- An acorn giving rise to an oak tree is very similar to a gandhabba giving rise to a human body. That gandhabba is unimaginably smaller than an acorn but has the blueprint for the human body. The gandhabba starts building the body while inside the mother’s womb, by taking nutrition from the mother. Once born, the baby starts eating food, and that is how the body of a full-grown adult comes into being. See, “Buddhist Explanations of Conception, Abortion, and Contraception.”
If Mind Is Separate From the Body, What Happens to It at the Death of the Body?
9. Therefore, there is strong evidence emerging to support the idea that the mind is not in the brain, even though the brain helps facilitate the mind’s workings. That gives rise to the following critical question. If the mind is something more than the brain (and the physical body), what happens to that mind when the body dies?
- For those who have not been exposed to true Buddha Dhamma, there could be only one option. That is the ASSUMPTION that the mind (stated to be “soul”) must be going to either heaven or hell forever.

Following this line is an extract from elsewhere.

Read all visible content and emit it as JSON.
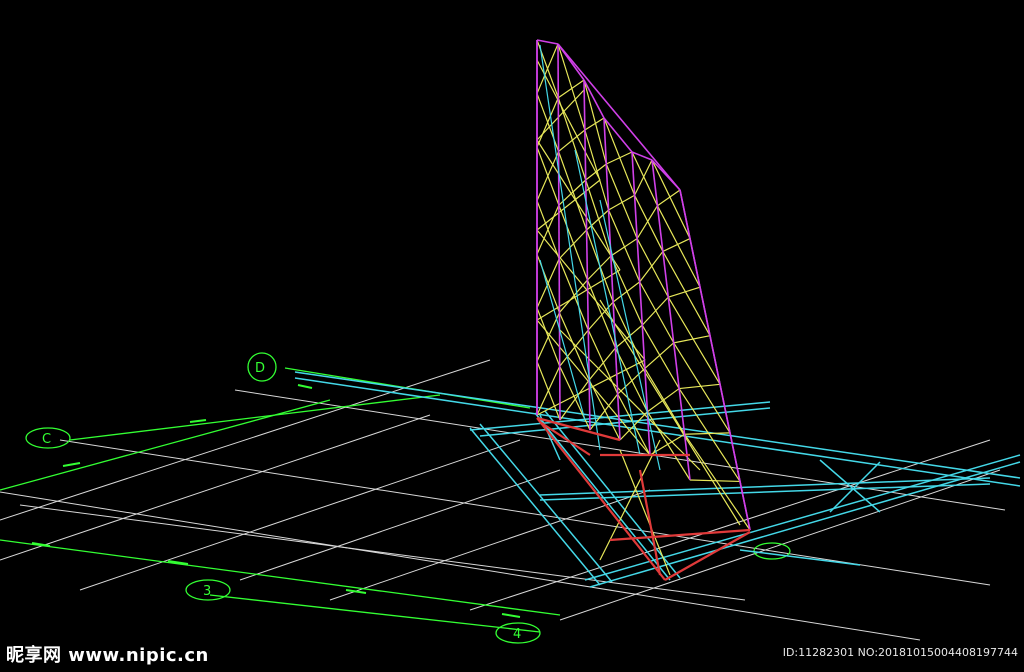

- But as we have already discussed, the mind creates “seeds” for future lives. Many such “seeds” exist for many future lives (some with physical bodies and brains) for ANY living being. That is why we all have been in this rebirth process from a time that cannot be traced back. See, “Origin of Life – There is No Traceable Origin.”
- The “previously unheard Dhamma” is that living beings themselves are responsible for creating SEEDS for their future lives. Furthermore, living beings are also responsible for creating their environment to live in! That includes living things without consciousness (like vegetation) and the whole environment for all of that to exist. This is a VERY DEEP subject. But we will first address the issue of living beings creating the seeds their future lives.
- Both aspects are explained with Paṭicca samuppāda. We will, of course, first focus on human beings and other living beings.
1. Jeffrey Schwartz, “You Are Not Your Brain: The 4-Step Solution for Changing Bad Habits, Ending Unhealthy Thinking, and Taking Control of Your Life”, (2012)
2. Dr. Owen’s brain scan studies are discussed in the following video:
3. Alfred R. Mele, “Free: Why Science Hasn’t Disproved Free Will” (2014)
4. M. R. Bennett and P. M. S. Hacker, “Philosophical Foundations of Neuroscience” (2003)
5. Wikipedia article, “Teleology.”